YOUR ASSIGNMENT
Could you write out the records exactly as they are given?
BEGIN STORED DATA
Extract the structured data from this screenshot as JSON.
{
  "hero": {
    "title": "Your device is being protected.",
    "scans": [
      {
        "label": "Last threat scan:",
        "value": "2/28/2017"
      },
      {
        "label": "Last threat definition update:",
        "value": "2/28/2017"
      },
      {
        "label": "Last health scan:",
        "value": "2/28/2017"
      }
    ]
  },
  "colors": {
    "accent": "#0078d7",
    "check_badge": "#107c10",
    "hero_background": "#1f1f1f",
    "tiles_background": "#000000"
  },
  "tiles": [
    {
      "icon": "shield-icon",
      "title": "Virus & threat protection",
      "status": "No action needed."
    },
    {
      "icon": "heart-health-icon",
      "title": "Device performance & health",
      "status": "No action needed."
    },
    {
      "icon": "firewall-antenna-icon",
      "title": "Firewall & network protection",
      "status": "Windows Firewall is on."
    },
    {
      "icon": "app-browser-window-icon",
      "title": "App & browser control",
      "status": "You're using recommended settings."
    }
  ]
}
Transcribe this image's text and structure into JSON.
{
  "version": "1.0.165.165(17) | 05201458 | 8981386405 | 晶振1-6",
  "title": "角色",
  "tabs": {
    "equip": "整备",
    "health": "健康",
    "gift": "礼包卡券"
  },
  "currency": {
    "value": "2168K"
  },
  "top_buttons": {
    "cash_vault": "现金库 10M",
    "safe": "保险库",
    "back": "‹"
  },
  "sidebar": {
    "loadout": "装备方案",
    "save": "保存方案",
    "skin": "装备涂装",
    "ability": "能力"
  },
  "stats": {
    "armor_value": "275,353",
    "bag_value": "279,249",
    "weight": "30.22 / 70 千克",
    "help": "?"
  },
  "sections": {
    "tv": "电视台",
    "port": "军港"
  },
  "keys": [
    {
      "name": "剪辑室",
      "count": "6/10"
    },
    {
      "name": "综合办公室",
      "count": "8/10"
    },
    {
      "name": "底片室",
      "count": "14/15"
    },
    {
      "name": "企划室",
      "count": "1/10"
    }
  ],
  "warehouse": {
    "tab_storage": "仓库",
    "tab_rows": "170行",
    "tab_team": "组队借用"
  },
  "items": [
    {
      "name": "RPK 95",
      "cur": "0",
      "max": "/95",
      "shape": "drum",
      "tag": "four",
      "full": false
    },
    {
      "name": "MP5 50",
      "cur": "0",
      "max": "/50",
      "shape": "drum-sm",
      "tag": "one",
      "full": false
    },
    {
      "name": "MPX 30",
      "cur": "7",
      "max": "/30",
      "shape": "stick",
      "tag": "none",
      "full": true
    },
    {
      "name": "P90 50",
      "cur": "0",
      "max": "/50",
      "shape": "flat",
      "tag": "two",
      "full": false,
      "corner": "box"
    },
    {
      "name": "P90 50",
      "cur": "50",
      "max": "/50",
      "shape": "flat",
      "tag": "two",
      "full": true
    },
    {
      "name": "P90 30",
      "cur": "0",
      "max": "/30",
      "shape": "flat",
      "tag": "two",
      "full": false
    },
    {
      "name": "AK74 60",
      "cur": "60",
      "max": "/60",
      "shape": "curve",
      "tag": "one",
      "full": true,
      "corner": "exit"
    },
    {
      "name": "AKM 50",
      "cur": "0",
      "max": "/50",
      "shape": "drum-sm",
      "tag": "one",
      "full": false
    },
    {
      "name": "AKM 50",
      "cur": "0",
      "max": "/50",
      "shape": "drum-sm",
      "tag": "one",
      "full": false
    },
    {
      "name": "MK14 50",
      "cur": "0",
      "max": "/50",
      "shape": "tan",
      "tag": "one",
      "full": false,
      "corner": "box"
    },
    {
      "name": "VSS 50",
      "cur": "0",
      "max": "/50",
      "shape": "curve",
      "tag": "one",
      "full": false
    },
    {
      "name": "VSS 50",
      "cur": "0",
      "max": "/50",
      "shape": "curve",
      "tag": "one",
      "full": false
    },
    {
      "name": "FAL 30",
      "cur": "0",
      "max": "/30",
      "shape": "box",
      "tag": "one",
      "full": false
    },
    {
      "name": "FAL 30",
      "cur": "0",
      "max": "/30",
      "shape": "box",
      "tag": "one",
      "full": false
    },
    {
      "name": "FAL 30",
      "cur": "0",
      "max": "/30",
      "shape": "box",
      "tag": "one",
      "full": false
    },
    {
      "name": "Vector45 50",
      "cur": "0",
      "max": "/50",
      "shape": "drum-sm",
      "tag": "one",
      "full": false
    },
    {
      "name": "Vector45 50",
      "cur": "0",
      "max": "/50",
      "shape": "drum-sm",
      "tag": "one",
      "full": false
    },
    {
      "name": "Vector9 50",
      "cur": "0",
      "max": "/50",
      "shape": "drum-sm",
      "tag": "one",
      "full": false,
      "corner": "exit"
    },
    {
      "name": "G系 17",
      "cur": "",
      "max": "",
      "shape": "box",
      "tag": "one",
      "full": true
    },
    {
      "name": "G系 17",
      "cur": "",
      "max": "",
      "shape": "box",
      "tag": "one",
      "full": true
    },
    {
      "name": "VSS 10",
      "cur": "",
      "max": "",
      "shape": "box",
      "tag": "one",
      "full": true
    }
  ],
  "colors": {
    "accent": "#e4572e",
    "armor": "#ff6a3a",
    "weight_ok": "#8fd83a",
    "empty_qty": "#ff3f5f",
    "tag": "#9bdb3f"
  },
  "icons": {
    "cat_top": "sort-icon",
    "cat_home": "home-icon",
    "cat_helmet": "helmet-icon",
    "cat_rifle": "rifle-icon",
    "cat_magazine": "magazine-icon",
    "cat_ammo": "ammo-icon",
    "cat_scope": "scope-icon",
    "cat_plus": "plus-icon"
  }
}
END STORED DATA
RESULT
Extract the structured data from this screenshot as JSON.
{
  "hero": {
    "title": "Your device is being protected.",
    "scans": [
      {
        "label": "Last threat scan:",
        "value": "2/28/2017"
      },
      {
        "label": "Last threat definition update:",
        "value": "2/28/2017"
      },
      {
        "label": "Last health scan:",
        "value": "2/28/2017"
      }
    ]
  },
  "colors": {
    "accent": "#0078d7",
    "check_badge": "#107c10",
    "hero_background": "#1f1f1f",
    "tiles_background": "#000000"
  },
  "tiles": [
    {
      "icon": "shield-icon",
      "title": "Virus & threat protection",
      "status": "No action needed."
    },
    {
      "icon": "heart-health-icon",
      "title": "Device performance & health",
      "status": "No action needed."
    },
    {
      "icon": "firewall-antenna-icon",
      "title": "Firewall & network protection",
      "status": "Windows Firewall is on."
    },
    {
      "icon": "app-browser-window-icon",
      "title": "App & browser control",
      "status": "You're using recommended settings."
    }
  ]
}
Transcribe this image's text and structure into JSON.
{
  "version": "1.0.165.165(17) | 05201458 | 8981386405 | 晶振1-6",
  "title": "角色",
  "tabs": {
    "equip": "整备",
    "health": "健康",
    "gift": "礼包卡券"
  },
  "currency": {
    "value": "2168K"
  },
  "top_buttons": {
    "cash_vault": "现金库 10M",
    "safe": "保险库",
    "back": "‹"
  },
  "sidebar": {
    "loadout": "装备方案",
    "save": "保存方案",
    "skin": "装备涂装",
    "ability": "能力"
  },
  "stats": {
    "armor_value": "275,353",
    "bag_value": "279,249",
    "weight": "30.22 / 70 千克",
    "help": "?"
  },
  "sections": {
    "tv": "电视台",
    "port": "军港"
  },
  "keys": [
    {
      "name": "剪辑室",
      "count": "6/10"
    },
    {
      "name": "综合办公室",
      "count": "8/10"
    },
    {
      "name": "底片室",
      "count": "14/15"
    },
    {
      "name": "企划室",
      "count": "1/10"
    }
  ],
  "warehouse": {
    "tab_storage": "仓库",
    "tab_rows": "170行",
    "tab_team": "组队借用"
  },
  "items": [
    {
      "name": "RPK 95",
      "cur": "0",
      "max": "/95",
      "shape": "drum",
      "tag": "four",
      "full": false
    },
    {
      "name": "MP5 50",
      "cur": "0",
      "max": "/50",
      "shape": "drum-sm",
      "tag": "one",
      "full": false
    },
    {
      "name": "MPX 30",
      "cur": "7",
      "max": "/30",
      "shape": "stick",
      "tag": "none",
      "full": true
    },
    {
      "name": "P90 50",
      "cur": "0",
      "max": "/50",
      "shape": "flat",
      "tag": "two",
      "full": false,
      "corner": "box"
    },
    {
      "name": "P90 50",
      "cur": "50",
      "max": "/50",
      "shape": "flat",
      "tag": "two",
      "full": true
    },
    {
      "name": "P90 30",
      "cur": "0",
      "max": "/30",
      "shape": "flat",
      "tag": "two",
      "full": false
    },
    {
      "name": "AK74 60",
      "cur": "60",
      "max": "/60",
      "shape": "curve",
      "tag": "one",
      "full": true,
      "corner": "exit"
    },
    {
      "name": "AKM 50",
      "cur": "0",
      "max": "/50",
      "shape": "drum-sm",
      "tag": "one",
      "full": false
    },
    {
      "name": "AKM 50",
      "cur": "0",
      "max": "/50",
      "shape": "drum-sm",
      "tag": "one",
      "full": false
    },
    {
      "name": "MK14 50",
      "cur": "0",
      "max": "/50",
      "shape": "tan",
      "tag": "one",
      "full": false,
      "corner": "box"
    },
    {
      "name": "VSS 50",
      "cur": "0",
      "max": "/50",
      "shape": "curve",
      "tag": "one",
      "full": false
    },
    {
      "name": "VSS 50",
      "cur": "0",
      "max": "/50",
      "shape": "curve",
      "tag": "one",
      "full": false
    },
    {
      "name": "FAL 30",
      "cur": "0",
      "max": "/30",
      "shape": "box",
      "tag": "one",
      "full": false
    },
    {
      "name": "FAL 30",
      "cur": "0",
      "max": "/30",
      "shape": "box",
      "tag": "one",
      "full": false
    },
    {
      "name": "FAL 30",
      "cur": "0",
      "max": "/30",
      "shape": "box",
      "tag": "one",
      "full": false
    },
    {
      "name": "Vector45 50",
      "cur": "0",
      "max": "/50",
      "shape": "drum-sm",
      "tag": "one",
      "full": false
    },
    {
      "name": "Vector45 50",
      "cur": "0",
      "max": "/50",
      "shape": "drum-sm",
      "tag": "one",
      "full": false
    },
    {
      "name": "Vector9 50",
      "cur": "0",
      "max": "/50",
      "shape": "drum-sm",
      "tag": "one",
      "full": false,
      "corner": "exit"
    },
    {
      "name": "G系 17",
      "cur": "",
      "max": "",
      "shape": "box",
      "tag": "one",
      "full": true
    },
    {
      "name": "G系 17",
      "cur": "",
      "max": "",
      "shape": "box",
      "tag": "one",
      "full": true
    },
    {
      "name": "VSS 10",
      "cur": "",
      "max": "",
      "shape": "box",
      "tag": "one",
      "full": true
    }
  ],
  "colors": {
    "accent": "#e4572e",
    "armor": "#ff6a3a",
    "weight_ok": "#8fd83a",
    "empty_qty": "#ff3f5f",
    "tag": "#9bdb3f"
  },
  "icons": {
    "cat_top": "sort-icon",
    "cat_home": "home-icon",
    "cat_helmet": "helmet-icon",
    "cat_rifle": "rifle-icon",
    "cat_magazine": "magazine-icon",
    "cat_ammo": "ammo-icon",
    "cat_scope": "scope-icon",
    "cat_plus": "plus-icon"
  }
}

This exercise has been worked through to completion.